Seattle FHLB Chief Executive Officer Richard Riccobono wrote in a letter yesterday to members that the calculation of its “risk-based” capital needs, the measure by which it is failing regulatory tests, “significantly overstates our market risk.”
It is required to maintain extra reserves equal to 130 percent of the amount by which the price of its assets falls below 85 percent of book value, he wrote. Riccobono said the bank has “communicated our concerns regarding the current risk-based capital methodology to our regulator and have requested that they review the regulation, but we have not yet received a final determination as to whether or not there will be any relief.”
Stefanie Mullin, a spokeswoman for the Federal Housing Finance Agency, the FHLBs’ regulator, declined to immediately comment.
The Seattle FHLB calculates its risk-based capital requirements monthly, so the bank may see the shortfall reversed and remains “in compliance with all of our other regulatory capital requirements, specifically our capital-to-assets ratio and our leverage capital ratio,” Riccobono wrote.
The regional FHLBs lend the money they raise as a group in the so-called agency debt market to more than 8,000 thrifts, credit unions, insurers and commercial banks at below-market rates, mainly to finance their mortgage holdings.
Washington Mutual Inc., Merrill Lynch & Co. and Bank of America Corp. were the largest users of the Seattle FHLB’s secured loans as of Sept. 30, borrowing 59 percent of its $46.3 billion, according to a November securities filing.

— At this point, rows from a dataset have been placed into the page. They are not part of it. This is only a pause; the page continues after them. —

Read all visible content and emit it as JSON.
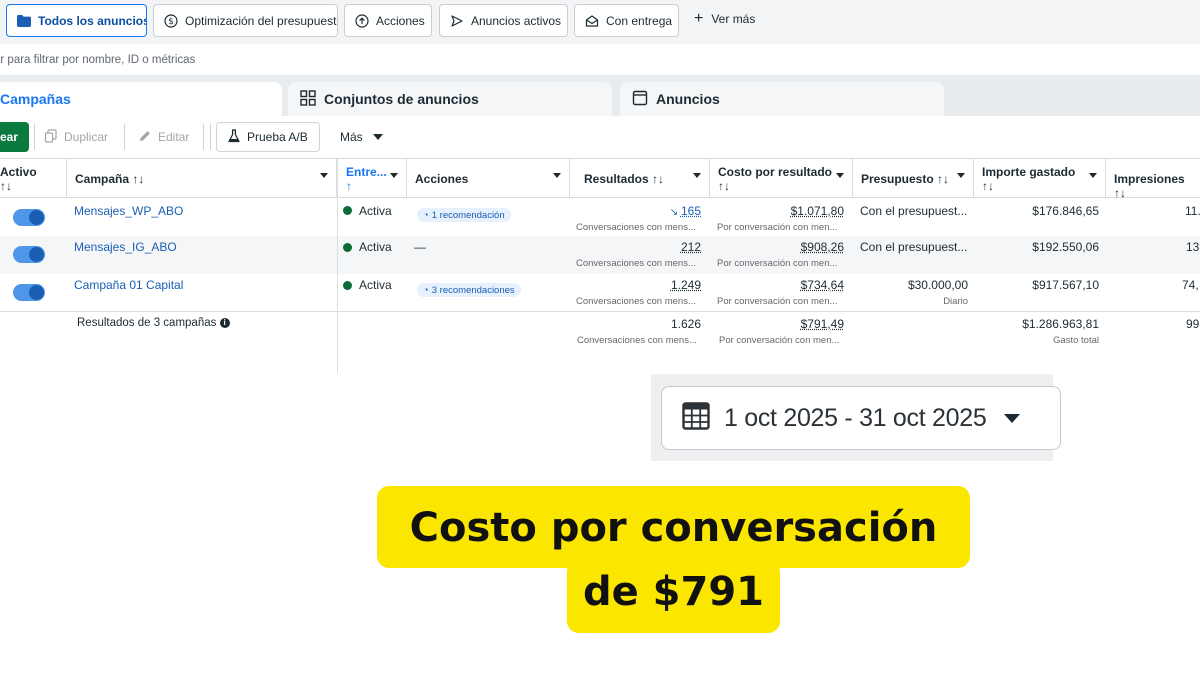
{
  "filters": {
    "chips": [
      {
        "label": "Todos los anuncios",
        "icon": "folder-icon",
        "active": true
      },
      {
        "label": "Optimización del presupuesto",
        "icon": "dollar-circle-icon"
      },
      {
        "label": "Acciones",
        "icon": "arrow-up-circle-icon"
      },
      {
        "label": "Anuncios activos",
        "icon": "play-outline-icon"
      },
      {
        "label": "Con entrega",
        "icon": "envelope-open-icon"
      }
    ],
    "more_label": "Ver más"
  },
  "search": {
    "placeholder": "ar para filtrar por nombre, ID o métricas"
  },
  "tabs": [
    {
      "label": "Campañas",
      "icon": "campaign-icon",
      "selected": true
    },
    {
      "label": "Conjuntos de anuncios",
      "icon": "grid-icon"
    },
    {
      "label": "Anuncios",
      "icon": "ad-window-icon"
    }
  ],
  "toolbar": {
    "create_label": "ear",
    "duplicate_label": "Duplicar",
    "edit_label": "Editar",
    "ab_test_label": "Prueba A/B",
    "more_label": "Más"
  },
  "table": {
    "headers": {
      "active": "Activo",
      "campaign": "Campaña ↑↓",
      "delivery": "Entre...",
      "actions": "Acciones",
      "results": "Resultados ↑↓",
      "cost_per_result": "Costo por resultado",
      "budget": "Presupuesto ↑↓",
      "amount_spent": "Importe gastado",
      "impressions": "Impresiones ↑↓",
      "sort": "↑↓",
      "sort_up": "↑"
    },
    "rows": [
      {
        "name": "Mensajes_WP_ABO",
        "status": "Activa",
        "action": "1 recomendación",
        "results": "165",
        "results_sub": "Conversaciones con mens...",
        "cost": "$1.071,80",
        "cost_sub": "Por conversación con men...",
        "budget": "Con el presupuest...",
        "budget_sub": "",
        "spent": "$176.846,65",
        "impressions": "11."
      },
      {
        "name": "Mensajes_IG_ABO",
        "status": "Activa",
        "action": "—",
        "results": "212",
        "results_sub": "Conversaciones con mens...",
        "cost": "$908,26",
        "cost_sub": "Por conversación con men...",
        "budget": "Con el presupuest...",
        "budget_sub": "",
        "spent": "$192.550,06",
        "impressions": "13"
      },
      {
        "name": "Campaña 01 Capital",
        "status": "Activa",
        "action": "3 recomendaciones",
        "results": "1.249",
        "results_sub": "Conversaciones con mens...",
        "cost": "$734,64",
        "cost_sub": "Por conversación con men...",
        "budget": "$30.000,00",
        "budget_sub": "Diario",
        "spent": "$917.567,10",
        "impressions": "74,"
      }
    ],
    "totals": {
      "label": "Resultados de 3 campañas",
      "results": "1.626",
      "results_sub": "Conversaciones con mens...",
      "cost": "$791,49",
      "cost_sub": "Por conversación con men...",
      "spent": "$1.286.963,81",
      "spent_sub": "Gasto total",
      "impressions": "99"
    }
  },
  "date_range": {
    "label": "1 oct 2025 - 31 oct 2025"
  },
  "caption": {
    "line1": "Costo por conversación",
    "line2": "de $791"
  },
  "colors": {
    "accent": "#1877f2",
    "create_green": "#0b7a3e",
    "caption_yellow": "#fbe600"
  }
}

Seattle-based Washington Mutual filed for bankruptcy Sept. 26, the day after its banking units were seized by regulators and sold to JPMorgan Chase & Co. for $1.9 billion. New York-based Merrill was bought by Bank of America Corp. on Jan. 1 for about $33 billion after struggling with mortgage-related writedowns.
Citigroup, JPMorgan and Wachovia Corp., which Wells Fargo & Co. acquired this month, were the largest borrowers from the Federal Home Loan Bank of San Francisco on Sept. 30, with $178.5 billion of so-called advances, according to Cannon’s report.
From Roubini's testimony to Congress on February 26th, 2008:
[T]he widespread use of the FHLB system to provide liquidity – but more clearly
bail out insolvent mortgage lenders – has been outright reckless. ... A system
that usually provides a lending stock of about $150 billion has forked out loans
amounting to over $750 billion in the last year with very little oversight of
such staggering lending. The risk that this stealth bailout of many insolvent
mortgage lenders will end up costing massive amounts of public money is now